“The opportunity that this project will provide to deepen knowledge about, and understanding of, some of the critically important concerns of our sisters and brothers in the Onondaga Nation and Haudenosaunee Confederacy is outstanding,” says Jim Wiggins, executive director of the InterReligious Council of Central New York. “Opportunities to converse without falling into the rigidity of taking sides in debate are rare. This project calls for a willingness to listen to and thereby learn from each other.”

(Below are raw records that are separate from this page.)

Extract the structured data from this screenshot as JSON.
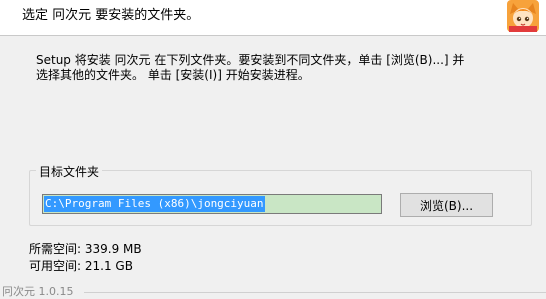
{
  "header": {
    "title": "选定 冋次元 要安装的文件夹。",
    "logo_icon": "anime-character-logo-icon"
  },
  "instructions": "Setup 将安装 冋次元 在下列文件夹。要安装到不同文件夹，单击 [浏览(B)...] 并\n选择其他的文件夹。 单击 [安装(I)] 开始安装进程。",
  "destination": {
    "group_label": "目标文件夹",
    "path_value": "C:\\Program Files (x86)\\jongciyuan",
    "browse_label": "浏览(B)..."
  },
  "space": {
    "required_label": "所需空间:",
    "required_value": "339.9 MB",
    "available_label": "可用空间:",
    "available_value": "21.1 GB"
  },
  "footer": {
    "brand": "冋次元 1.0.15"
  },
  "colors": {
    "selection": "#3399ff",
    "input_background": "#c9e6c5",
    "window_background": "#f0f0f0"
  }
}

In conjunction with “Onondaga Land Rights and Our Common Future,” a team-taught class by the same name is being offered this semester; it is an interdisciplinary forum that explores environmental stewardship and the many dimensions of Onondaga Land Rights. Topics covered include traditional environmental knowledge and stewardship; Onondaga Nation history and culture; Haudenosaunee women and their influence on women’s rights movements; the history of government relations with native nations; and Haudenosaunee influence on U.S. democracy and culture.

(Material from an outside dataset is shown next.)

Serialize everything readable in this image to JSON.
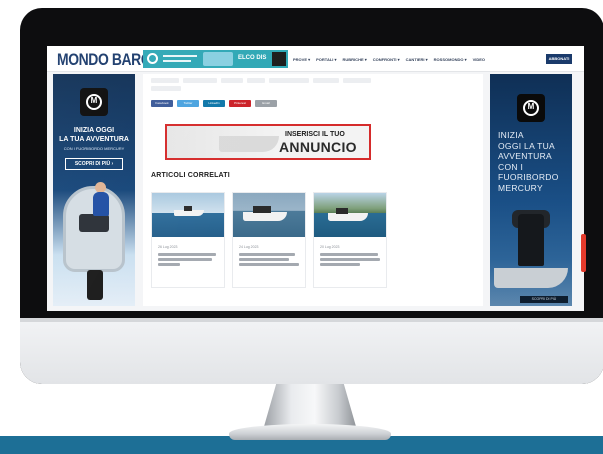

Instructors for the course are Robin Kimmerer, professor of environmental and forest biology at ESF; Jack Manno, professor of environmental studies at ESF and executive director of the Great Lakes Research Consortium; Thane Joyal, environmental attorney in Syracuse; Freida Jacques, community liaison of the Onondaga Nation School; and several guests, including Joe Heath, a member of the Onondaga Nation Legal Counsel, and Arnold.
“Onondaga Land Rights and Our Common Future” Full Schedule
All events are free and start at 7 p.m. at Syracuse Stage (unless otherwise noted)For more information, contact NOON at 472-5478 or firstname.lastname@example.org.
Monday, Feb. 27″The Nation in Our Midst: Onondaga History, Culture and Spirituality”Speakers: Sid Hill, Audrey Shenandoah and othersTuesday, March 7″Visionary Women: The Haudenosaunee and the U.S. Women’s Rights Movement”Speakers: Jeanne Shenandoah and Sally Roesch WagnerTuesday, April 11″The Onondaga Nation Encounters European Settlers”Speaker: Robert W. VenablesTuesday, April 18″‘Discovering’ the U.S.: Haudenosaunee Influences on U.S. Culture and Democracy”Speaker: John MohawkTuesday, June 13″Onondaga Land Rights: All Central New Yorkers Can Benefit”Speakers: Bea Gonzalez, Wendy Gonyea and Andy MagerTuesday, July 11″The Onondaga Nation and the U.S. Courts”Speakers: Joe Heath and othersMonday, Sept. 11″Racism, Native American Human Rights and the U.N.”Speaker: Oren LyonsMonday, Oct. 16″Environmental Stewardship: Restoring the Land and Waters of the Historic Onondaga Nation Territory”Speakers: TBATuesday, Oct. 17″Daylong Teach-in at ESF on Environmental Issues”Speakers: Philip Arnold, Steven Brechin, Emmanuel Carter, Freida Jacques, Robin Kimmerer, Jack Manno, Ed Michalenko, Sharon Moran and othersTuesday, Oct. 17″Environmental Stewardship: Finding Common Ground Between Traditional Environmental Knowledge and ‘Modern’ Environmental Science”Speaker: Winona LaDukeMonday, Nov. 27″Why Native American Sovereignty Makes Sense for All of Us”Speakers: Tonya Gonella Frichner, Richard Loder and Scott LyonsWednesday, Dec. 6″Grand Finale: Come Sing and Dance With the Haudenosaunee Singers and Dancers”Women’s Building Gym, Comstock Avenue.